Under Tennessee law, a business may incorporate. If it chooses to do so, it is thereafter recognized as its own legal entity. After incorporation, buying and selling property, assenting to contracts and exercising legal rights are considered acts of the business itself and not its owners. In Tennessee, the process of incorporation is begun by filing with the Secretary of State in accordance with particular guidelines.
Benefits of Incorporation in Tennessee
An incorporated business enjoys certain benefits, the most important being a limit of liability for the shareholders. The most shareholders can lose is the amount they invest in the business. Had the business remained unincorporated, owners risk losing their personal property should the business become unable to satisfy its liabilities. Furthermore, a business that has not incorporated puts the unnecessary burden on creditors in the Columbia area to evaluate the credit worthiness of individual owners rather than that of the business, making loans more cumbersome. Lastly, the ownership stake in a corporation can be apportioned into uniform slices, known as "shares" of stock. This makes it possible to sell ownership investments in more manageable slices.
Costs of Incorporation

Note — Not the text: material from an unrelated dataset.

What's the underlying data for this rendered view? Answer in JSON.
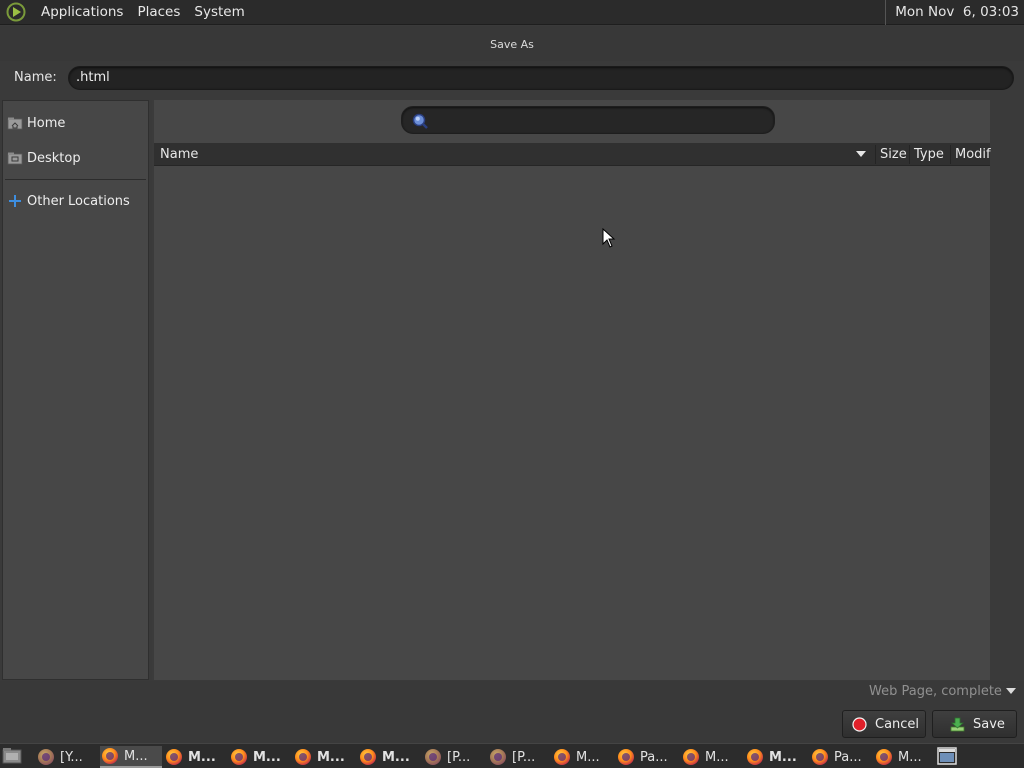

These advantages come at a price. First, incorporation in Tennessee may require a filing fee. Second, a corporation pays taxes just like any other entity. The individual incomes of owners who are paid disbursements from the corporation's earnings are still taxed as well. This is called double taxation, but it can be avoided with proper planning and assistance from a local Columbia lawyer.